Battlefield Park Ranger
The first century or so of the existence of the United States saw many battles take place on American soil, from the Revolutionary War on to the War of 1812 and, of course, the Civil War (amongst others). Civil War Battlefields especially stoke emotions, and the Battlefield Park Rangers who maintain and preserve them deserve a lot of respect.
You're going to find that a lot of Battlefield Rangers are dedicated Civil War reenactors who love helping visitors immerse themselves in seeing history "as it happened". Don't be surprised when those boys in Blue and Gray high-five after a "battle", though...they weren't really fighting!
Recreation Area Rangers
Six of the 30 most visited sites in the National Park system are actually National Recreation Areas, so Recreation Area Rangers can stay pretty busy. Depending on where they are located, National Recreation Areas are managed by one individual or some combination of the National Park Service, U.S. Forest Service, and Bureau of Land Management, meaning there is a diversity of expertise and responsibility in the numbers of Recreation Area Rangers.
You'll meet these rangers when trying to rent a boat at the more than two dozen National Recreation Areas centered around reservoirs and water recreation activities; if you take a guided nature tour, a ranger will be the one to guide you. Need firewood at a campsite managed by the U.S. Forest Service? You'll likely get it from a Recreation Area Ranger Station.
Meet Park Rangers in a Cruise America RV!

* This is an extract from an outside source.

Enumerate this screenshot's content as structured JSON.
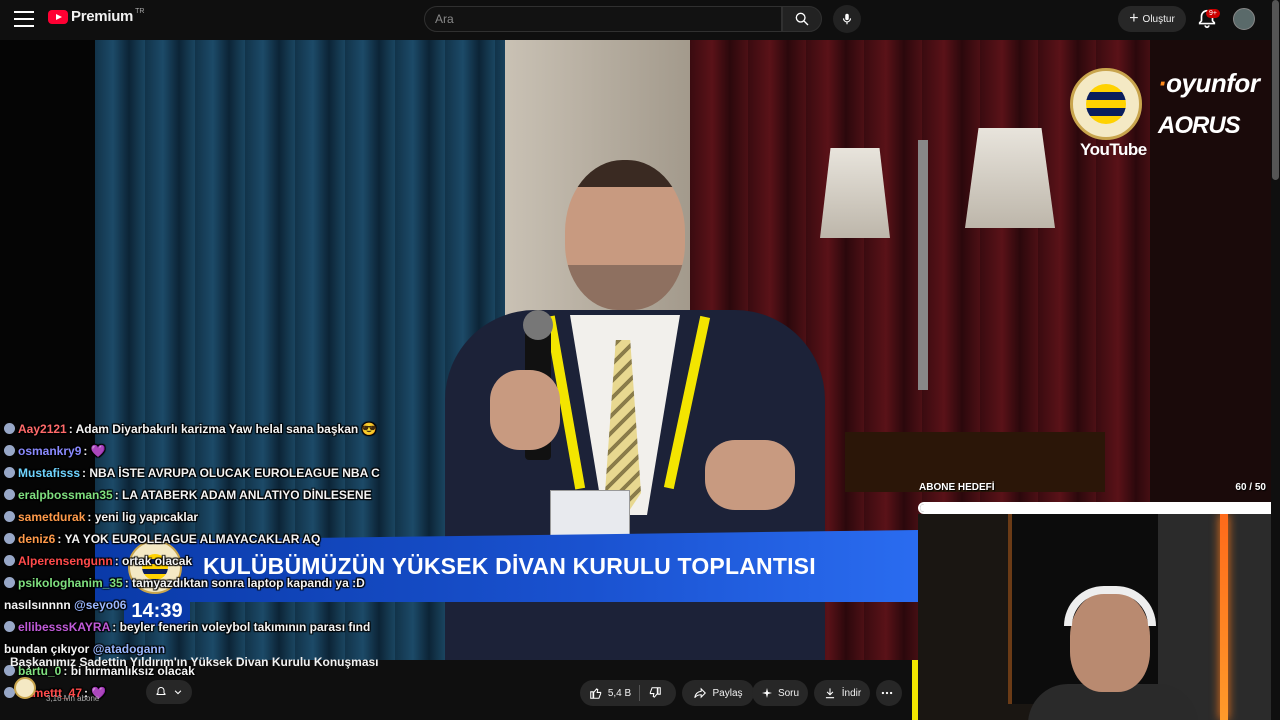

The next time you come across a Park Ranger, don't make the mistake of thinking they're all alike; as you can see, they have so many different jobs, duties, and personalities! And when may be the next time you come across a Park Ranger? Why not make it sooner rather than later and in a Cruise America RV?
Cruise America's RV rentals have been shuttling road trippers like you to national parks and state parks for more than 50 years — imagine how many Park Rangers they've met! There's still time to catch up, so get in touch with Cruise America today to rent an RV and get on the road!